Stanley Park Ecology PlanOn January 17th, 2011, Vancouver Park Board unanimously approved the Stanley Park Ecological Action Plan and acknowledged SPES for its dedicated efforts on the task force. This Action Plan was a direct result of the release of SPES’s State of the Park Report for the Ecological Integrity of Stanley Park (SOPEI) in spring 2010 and will pave the way towards preserving the ecological integrity of Vancouver’s most beloved park for future generations.

The Ecological Action Plan represents success in several ways. Not only is it integral to the restoration of Stanley Park’s ecosystems, but it adds strength to the already strong working relationship between SPES and the Vancouver Park Board and has helped us fulfill our mission of playing a leadership role in the stewardship of Stanley Park.

Some of the Stanley Park Ecological Action Plan Recommendations included:

Beaver Lake and Bog

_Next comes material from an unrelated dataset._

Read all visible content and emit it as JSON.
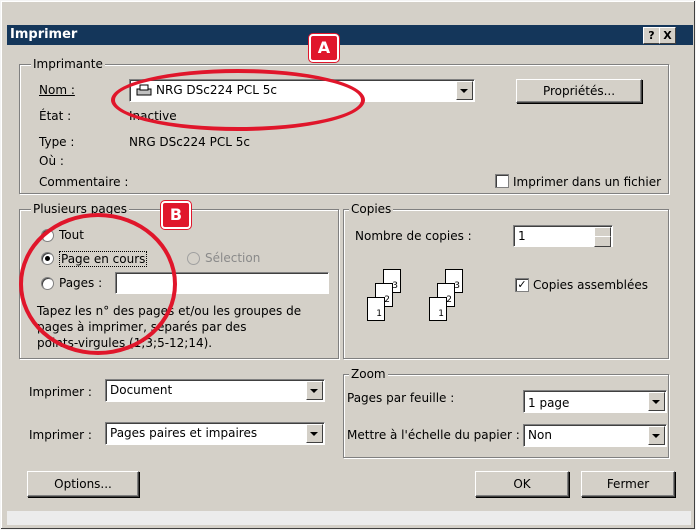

  • Undertake a consultancy to (a) conduct an assessment of Beaver Lake’s environment and (b) report back to the Park’s Board with a recommended vision and strategy for implementation
  • Update baseline information and take actions to restore the bog’s size and habitat values and install a boardwalk and viewing platform with signage to reduce damage to the bog from off-trail activities

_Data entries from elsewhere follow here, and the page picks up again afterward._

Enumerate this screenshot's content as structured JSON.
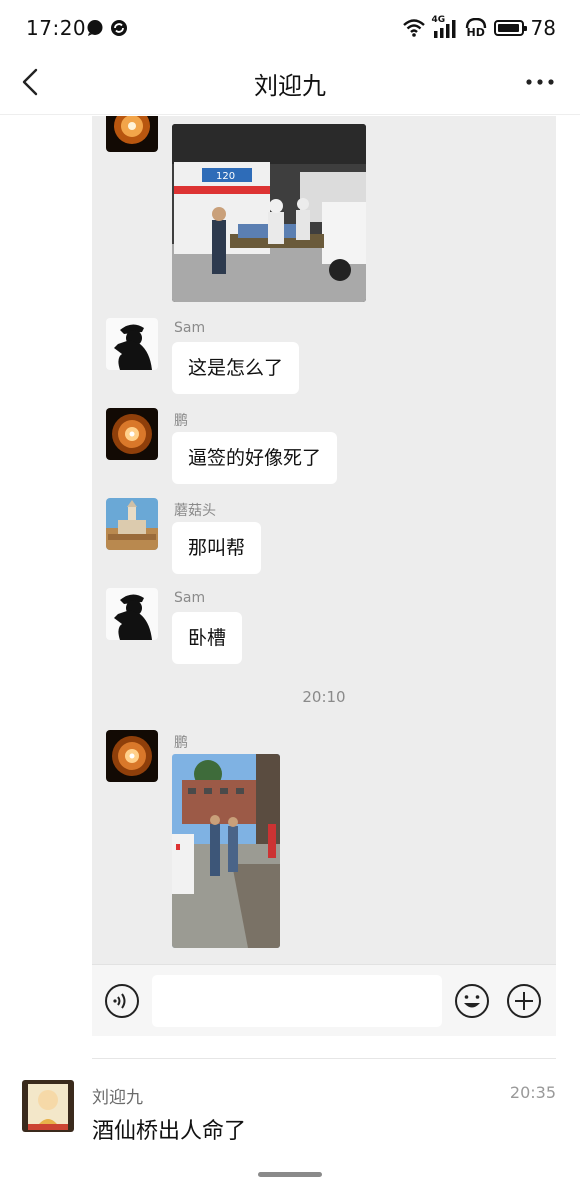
{
  "status_bar": {
    "time": "17:20",
    "left_icons": [
      "chat-bubble-icon",
      "sync-icon"
    ],
    "network_label": "4G",
    "hd_label": "HD",
    "battery_percent": "78"
  },
  "nav": {
    "title": "刘迎九"
  },
  "chat": {
    "messages": [
      {
        "sender": "",
        "type": "image"
      },
      {
        "sender": "Sam",
        "type": "text",
        "text": "这是怎么了"
      },
      {
        "sender": "鹏",
        "type": "text",
        "text": "逼签的好像死了"
      },
      {
        "sender": "蘑菇头",
        "type": "text",
        "text": "那叫帮"
      },
      {
        "sender": "Sam",
        "type": "text",
        "text": "卧槽"
      },
      {
        "sender": "鹏",
        "type": "image"
      }
    ],
    "time_separator": "20:10",
    "ambulance_sign": "120"
  },
  "comment": {
    "author": "刘迎九",
    "time": "20:35",
    "text": "酒仙桥出人命了"
  },
  "colors": {
    "chat_background": "#ededed",
    "bubble": "#ffffff",
    "meta_gray": "#8a8a8a"
  }
}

Lost Lagoon’s Water Quality

  • Conduct required maintenance of the lagoon’s existing biofiltration pond
  • Continue with ongoing restoration of existing shoreline vegetation and other environmental improvements.
  • Develop protocols to prevent sedimentation in the lagoon from trail/road runoff and operational activities where possible

Invasive Plant Species

  • Use chemical control for the treatment of hogweed and knotweed and update invasive species maps of the Park
  • Develop a program to increase awareness about invasive plant management within Park Board staff and contractors
  • Provide material support for SPES’s efforts to control the majority of invasive plant species

Fragmentation of Habitat

  • Replace 50 existing undersized culverts beneath trails to better facilitate the flow of water and wildlife and obstruct unofficial trails as part of routine forest maintenance
  • Increase vigilance against off-trail bicycling and introduce bike barriers at minor trails, particularly in sensitive habitats

Species of Special Significance in Stanley Park

  • Produce Best Management Practices (BMPs) for Species of Significance, a joint effort by Park Board and SPES staff
  • Develop programs to increase awareness within Park Board staff and contractors and to integrate BMPs into operations